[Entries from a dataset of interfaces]
──────────

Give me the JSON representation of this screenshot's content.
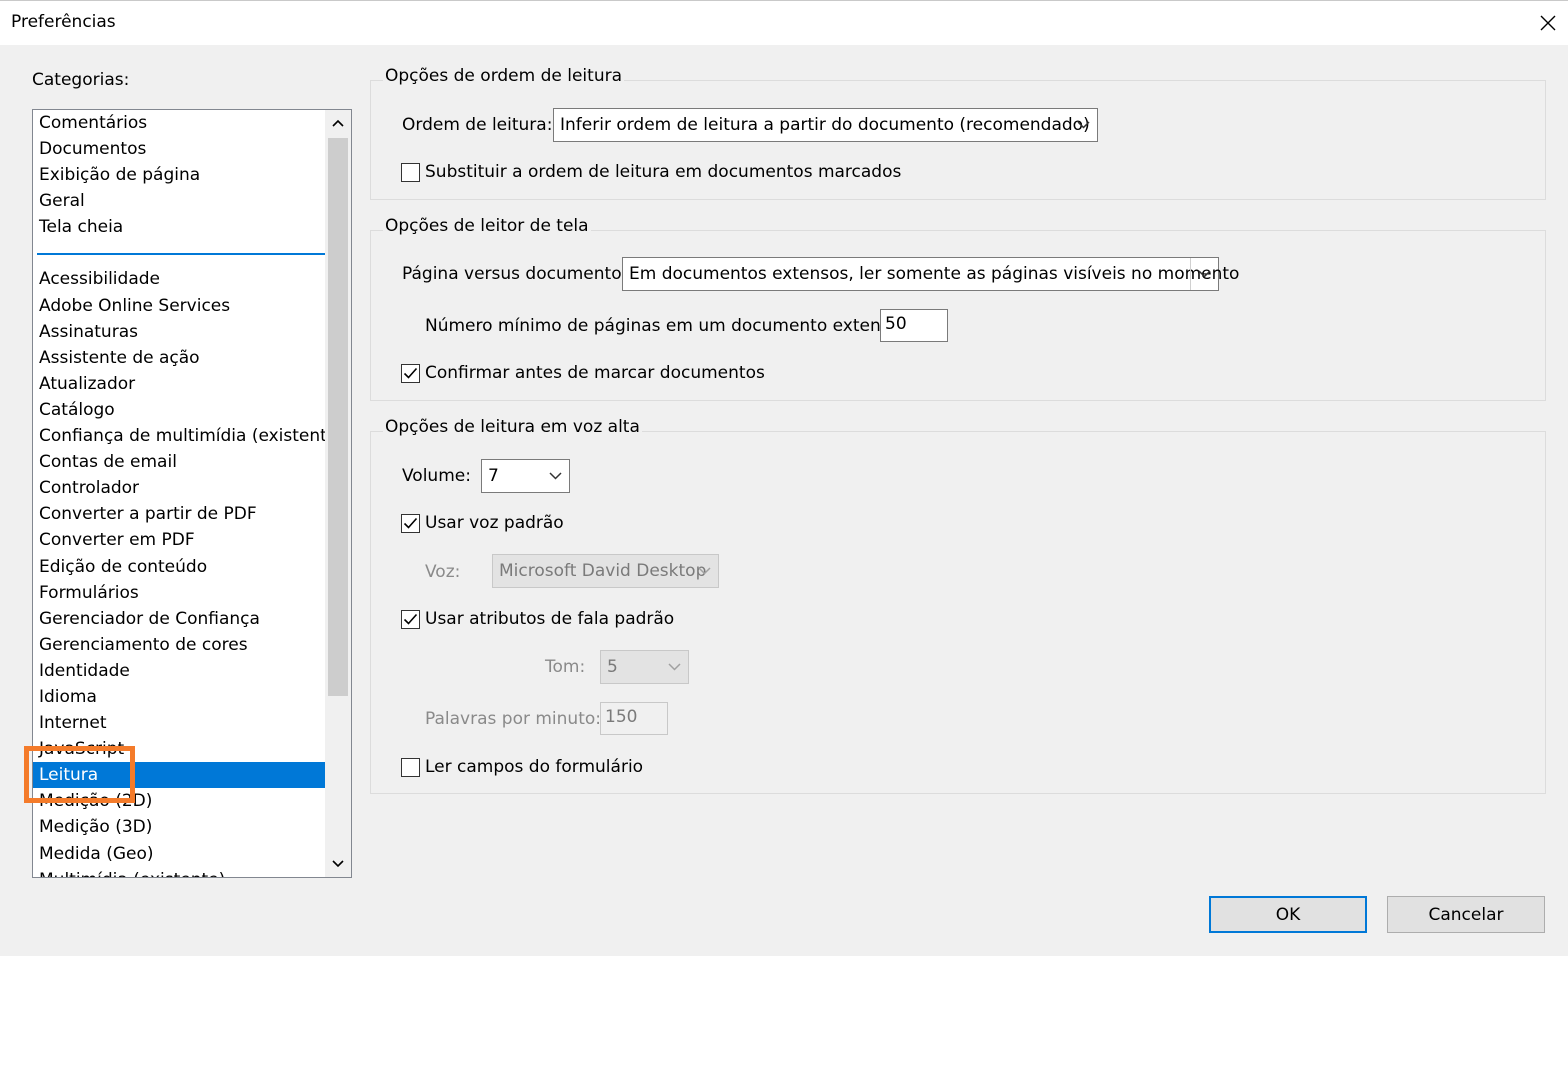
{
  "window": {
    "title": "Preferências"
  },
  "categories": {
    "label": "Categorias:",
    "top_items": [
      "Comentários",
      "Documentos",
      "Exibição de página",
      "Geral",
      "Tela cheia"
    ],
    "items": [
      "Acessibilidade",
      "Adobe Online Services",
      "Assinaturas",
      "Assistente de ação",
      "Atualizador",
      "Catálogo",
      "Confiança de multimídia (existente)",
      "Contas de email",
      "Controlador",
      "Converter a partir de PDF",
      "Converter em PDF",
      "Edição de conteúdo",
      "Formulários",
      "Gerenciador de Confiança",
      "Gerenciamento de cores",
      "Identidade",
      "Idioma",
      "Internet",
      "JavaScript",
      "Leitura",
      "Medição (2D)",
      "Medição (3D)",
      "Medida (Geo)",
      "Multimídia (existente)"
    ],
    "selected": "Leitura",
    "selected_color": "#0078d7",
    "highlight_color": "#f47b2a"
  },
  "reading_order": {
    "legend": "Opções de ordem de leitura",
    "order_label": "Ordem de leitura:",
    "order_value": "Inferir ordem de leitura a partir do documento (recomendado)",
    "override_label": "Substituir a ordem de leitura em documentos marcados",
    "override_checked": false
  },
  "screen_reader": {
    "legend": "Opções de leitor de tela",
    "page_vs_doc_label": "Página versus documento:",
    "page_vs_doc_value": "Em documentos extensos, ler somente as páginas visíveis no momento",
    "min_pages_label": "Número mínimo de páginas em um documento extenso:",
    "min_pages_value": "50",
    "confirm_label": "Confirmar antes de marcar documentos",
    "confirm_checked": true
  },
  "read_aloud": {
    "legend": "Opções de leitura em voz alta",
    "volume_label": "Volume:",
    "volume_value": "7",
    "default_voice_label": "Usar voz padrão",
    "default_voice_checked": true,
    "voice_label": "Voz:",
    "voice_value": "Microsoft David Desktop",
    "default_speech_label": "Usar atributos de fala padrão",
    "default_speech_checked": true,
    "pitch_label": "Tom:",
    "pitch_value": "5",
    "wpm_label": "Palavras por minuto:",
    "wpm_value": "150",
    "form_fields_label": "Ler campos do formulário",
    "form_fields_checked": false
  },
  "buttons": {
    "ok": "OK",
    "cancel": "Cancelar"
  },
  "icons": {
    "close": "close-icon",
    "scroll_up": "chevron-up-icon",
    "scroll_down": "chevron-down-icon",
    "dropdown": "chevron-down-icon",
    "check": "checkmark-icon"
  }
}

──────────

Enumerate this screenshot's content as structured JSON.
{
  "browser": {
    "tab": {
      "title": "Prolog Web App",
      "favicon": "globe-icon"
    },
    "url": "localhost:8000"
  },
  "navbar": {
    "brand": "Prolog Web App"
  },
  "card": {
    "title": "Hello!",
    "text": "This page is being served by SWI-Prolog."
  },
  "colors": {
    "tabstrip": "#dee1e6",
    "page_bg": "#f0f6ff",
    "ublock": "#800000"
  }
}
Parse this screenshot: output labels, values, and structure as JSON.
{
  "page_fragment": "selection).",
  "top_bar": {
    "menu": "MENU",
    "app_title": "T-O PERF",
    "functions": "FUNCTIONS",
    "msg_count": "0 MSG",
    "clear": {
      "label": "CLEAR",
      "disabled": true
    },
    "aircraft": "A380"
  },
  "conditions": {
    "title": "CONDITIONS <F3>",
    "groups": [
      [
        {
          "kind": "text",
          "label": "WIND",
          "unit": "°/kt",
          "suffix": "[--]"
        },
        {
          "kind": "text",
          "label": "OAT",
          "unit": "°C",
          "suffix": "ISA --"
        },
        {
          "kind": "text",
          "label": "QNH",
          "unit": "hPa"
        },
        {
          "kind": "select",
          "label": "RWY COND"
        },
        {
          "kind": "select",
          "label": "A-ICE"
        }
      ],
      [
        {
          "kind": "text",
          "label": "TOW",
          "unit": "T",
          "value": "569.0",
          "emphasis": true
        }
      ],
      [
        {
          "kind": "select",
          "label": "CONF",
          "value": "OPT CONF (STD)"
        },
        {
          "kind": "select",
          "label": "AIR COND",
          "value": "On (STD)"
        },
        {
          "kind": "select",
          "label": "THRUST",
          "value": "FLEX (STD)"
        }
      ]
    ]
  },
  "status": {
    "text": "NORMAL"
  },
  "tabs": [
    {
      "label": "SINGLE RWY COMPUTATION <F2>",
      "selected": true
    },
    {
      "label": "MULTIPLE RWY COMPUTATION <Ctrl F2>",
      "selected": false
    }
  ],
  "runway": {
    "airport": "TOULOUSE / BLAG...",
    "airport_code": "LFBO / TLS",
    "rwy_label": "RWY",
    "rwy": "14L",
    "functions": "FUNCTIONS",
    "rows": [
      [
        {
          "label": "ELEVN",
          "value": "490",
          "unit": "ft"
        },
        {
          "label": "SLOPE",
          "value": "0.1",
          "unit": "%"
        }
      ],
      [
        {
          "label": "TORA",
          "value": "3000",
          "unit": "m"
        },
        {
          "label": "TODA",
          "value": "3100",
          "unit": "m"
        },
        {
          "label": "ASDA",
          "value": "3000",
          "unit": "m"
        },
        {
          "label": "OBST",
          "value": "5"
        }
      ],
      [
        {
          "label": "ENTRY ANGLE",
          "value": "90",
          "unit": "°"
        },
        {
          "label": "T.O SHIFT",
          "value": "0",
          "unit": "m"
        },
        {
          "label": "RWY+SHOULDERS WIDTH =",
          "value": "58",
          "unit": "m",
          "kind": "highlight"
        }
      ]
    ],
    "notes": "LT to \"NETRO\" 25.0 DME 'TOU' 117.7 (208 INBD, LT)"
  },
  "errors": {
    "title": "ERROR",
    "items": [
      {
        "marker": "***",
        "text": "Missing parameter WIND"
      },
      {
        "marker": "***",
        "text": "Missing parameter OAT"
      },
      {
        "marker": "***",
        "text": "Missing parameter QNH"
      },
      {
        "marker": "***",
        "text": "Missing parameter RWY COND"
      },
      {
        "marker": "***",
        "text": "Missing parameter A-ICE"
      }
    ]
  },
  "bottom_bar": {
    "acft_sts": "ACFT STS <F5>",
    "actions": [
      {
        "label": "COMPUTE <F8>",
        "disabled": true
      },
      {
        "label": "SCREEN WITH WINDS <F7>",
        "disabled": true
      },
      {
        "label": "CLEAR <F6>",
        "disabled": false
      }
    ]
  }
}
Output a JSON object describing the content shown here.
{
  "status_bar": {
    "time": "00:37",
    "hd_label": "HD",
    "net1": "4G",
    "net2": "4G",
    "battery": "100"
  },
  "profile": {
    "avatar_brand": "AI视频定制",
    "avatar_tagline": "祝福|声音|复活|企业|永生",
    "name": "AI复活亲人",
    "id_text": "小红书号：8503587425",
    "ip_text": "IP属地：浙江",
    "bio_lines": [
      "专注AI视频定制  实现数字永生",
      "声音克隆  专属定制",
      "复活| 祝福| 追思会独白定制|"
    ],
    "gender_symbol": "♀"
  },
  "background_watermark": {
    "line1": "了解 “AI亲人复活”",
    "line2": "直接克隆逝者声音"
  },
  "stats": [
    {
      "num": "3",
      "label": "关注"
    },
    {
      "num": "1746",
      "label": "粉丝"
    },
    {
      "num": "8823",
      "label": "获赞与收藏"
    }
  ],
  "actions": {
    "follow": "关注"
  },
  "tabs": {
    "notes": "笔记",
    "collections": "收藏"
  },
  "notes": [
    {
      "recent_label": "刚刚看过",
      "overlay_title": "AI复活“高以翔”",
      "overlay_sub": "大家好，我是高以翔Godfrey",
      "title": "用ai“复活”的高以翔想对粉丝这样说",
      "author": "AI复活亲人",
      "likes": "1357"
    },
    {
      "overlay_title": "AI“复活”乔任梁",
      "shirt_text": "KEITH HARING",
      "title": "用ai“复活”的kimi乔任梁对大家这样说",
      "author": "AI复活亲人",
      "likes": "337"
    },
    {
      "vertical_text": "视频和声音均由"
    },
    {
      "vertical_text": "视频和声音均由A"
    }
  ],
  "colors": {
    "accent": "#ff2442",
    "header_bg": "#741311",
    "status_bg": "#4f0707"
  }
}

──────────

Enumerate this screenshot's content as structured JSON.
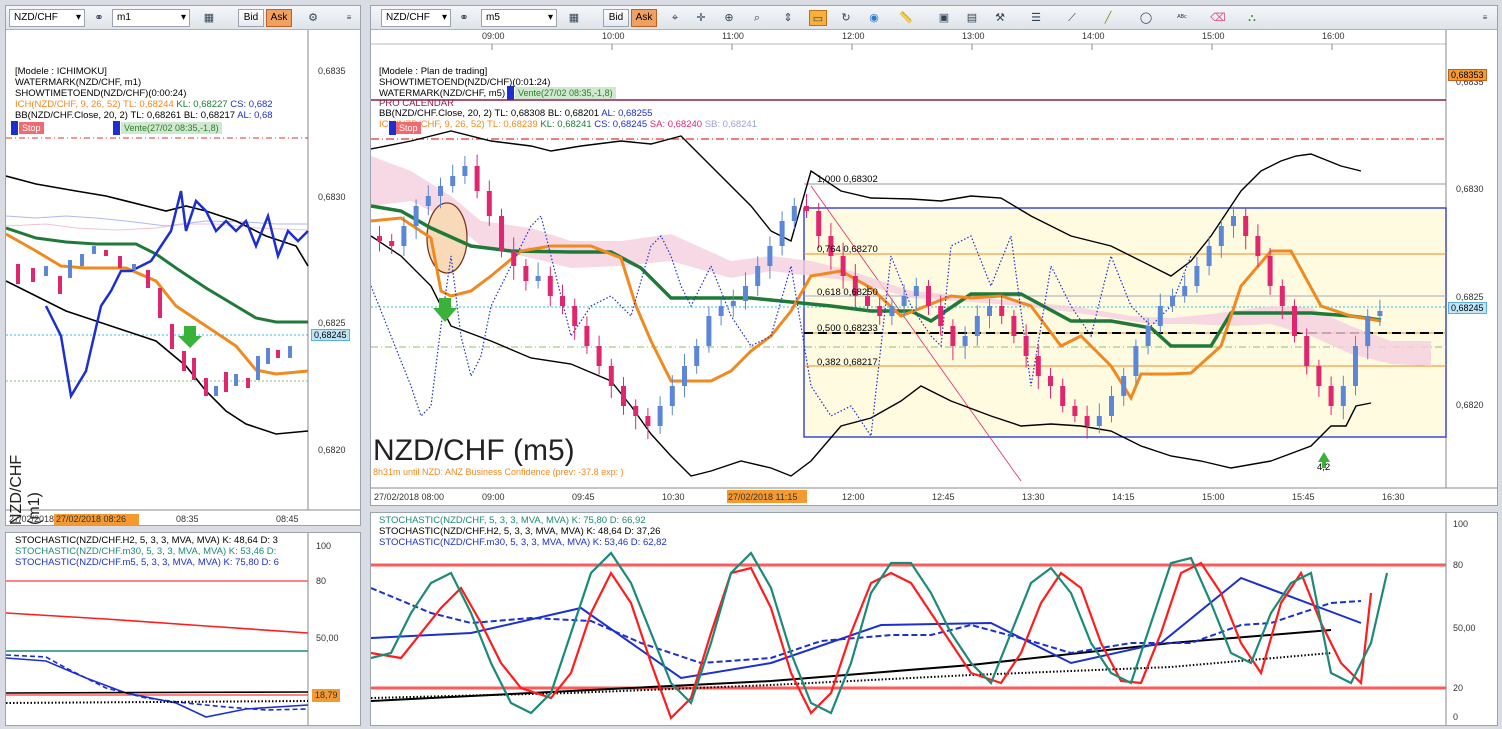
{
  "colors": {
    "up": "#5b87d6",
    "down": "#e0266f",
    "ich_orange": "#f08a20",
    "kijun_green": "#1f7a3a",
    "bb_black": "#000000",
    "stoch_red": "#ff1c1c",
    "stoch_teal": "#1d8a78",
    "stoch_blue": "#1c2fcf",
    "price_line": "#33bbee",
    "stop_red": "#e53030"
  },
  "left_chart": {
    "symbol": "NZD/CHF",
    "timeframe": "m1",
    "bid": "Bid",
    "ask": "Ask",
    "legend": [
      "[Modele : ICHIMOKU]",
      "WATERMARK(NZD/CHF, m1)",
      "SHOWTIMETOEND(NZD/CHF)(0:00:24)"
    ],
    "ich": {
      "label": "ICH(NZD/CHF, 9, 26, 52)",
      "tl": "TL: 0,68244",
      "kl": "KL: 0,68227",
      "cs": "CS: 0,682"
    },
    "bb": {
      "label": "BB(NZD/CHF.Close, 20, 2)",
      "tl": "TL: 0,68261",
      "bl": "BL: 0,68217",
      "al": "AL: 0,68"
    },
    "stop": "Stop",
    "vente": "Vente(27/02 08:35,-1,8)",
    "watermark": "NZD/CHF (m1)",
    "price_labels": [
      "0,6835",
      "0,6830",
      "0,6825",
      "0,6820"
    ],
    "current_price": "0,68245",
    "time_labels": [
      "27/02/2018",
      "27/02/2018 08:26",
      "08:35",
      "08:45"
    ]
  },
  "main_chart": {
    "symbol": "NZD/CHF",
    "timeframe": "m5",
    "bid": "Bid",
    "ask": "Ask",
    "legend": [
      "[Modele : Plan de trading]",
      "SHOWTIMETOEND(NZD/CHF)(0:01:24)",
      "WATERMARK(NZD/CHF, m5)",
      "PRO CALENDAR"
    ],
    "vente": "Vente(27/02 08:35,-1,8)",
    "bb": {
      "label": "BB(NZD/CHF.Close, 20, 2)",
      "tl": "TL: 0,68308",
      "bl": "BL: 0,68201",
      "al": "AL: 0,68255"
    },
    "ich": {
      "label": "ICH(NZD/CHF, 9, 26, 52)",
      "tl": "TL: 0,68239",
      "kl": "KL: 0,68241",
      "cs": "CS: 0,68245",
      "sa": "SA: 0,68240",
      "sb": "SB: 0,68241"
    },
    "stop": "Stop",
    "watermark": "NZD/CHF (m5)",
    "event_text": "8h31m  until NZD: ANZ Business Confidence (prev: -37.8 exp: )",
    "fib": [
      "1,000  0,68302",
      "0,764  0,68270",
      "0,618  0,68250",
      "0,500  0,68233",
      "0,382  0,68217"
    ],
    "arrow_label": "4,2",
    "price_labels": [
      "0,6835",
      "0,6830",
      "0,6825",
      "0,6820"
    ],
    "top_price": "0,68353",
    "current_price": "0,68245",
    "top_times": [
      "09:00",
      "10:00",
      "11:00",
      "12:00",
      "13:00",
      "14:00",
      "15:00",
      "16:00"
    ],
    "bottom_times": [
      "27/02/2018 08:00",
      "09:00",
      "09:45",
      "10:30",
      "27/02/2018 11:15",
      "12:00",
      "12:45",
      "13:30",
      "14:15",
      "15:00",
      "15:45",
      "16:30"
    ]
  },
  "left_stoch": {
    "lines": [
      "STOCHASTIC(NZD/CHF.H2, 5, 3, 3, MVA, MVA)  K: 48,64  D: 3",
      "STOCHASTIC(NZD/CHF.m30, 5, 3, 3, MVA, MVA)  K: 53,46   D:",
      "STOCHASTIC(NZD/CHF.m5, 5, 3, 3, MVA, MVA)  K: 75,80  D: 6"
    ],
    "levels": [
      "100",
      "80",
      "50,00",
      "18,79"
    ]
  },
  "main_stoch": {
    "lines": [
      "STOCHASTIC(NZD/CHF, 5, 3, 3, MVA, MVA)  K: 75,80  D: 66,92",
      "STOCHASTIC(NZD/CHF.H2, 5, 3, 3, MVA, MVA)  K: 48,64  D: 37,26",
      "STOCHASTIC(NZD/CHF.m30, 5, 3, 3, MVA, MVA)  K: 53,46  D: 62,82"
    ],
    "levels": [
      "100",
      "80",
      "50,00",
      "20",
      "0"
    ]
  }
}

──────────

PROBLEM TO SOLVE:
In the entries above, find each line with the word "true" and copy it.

RESPONSE BELOW:
    "confirm_checked": true
    "default_voice_checked": true,
    "default_speech_checked": true,
      "disabled": true
          "emphasis": true
      "selected": true
        "disabled": true
        "disabled": true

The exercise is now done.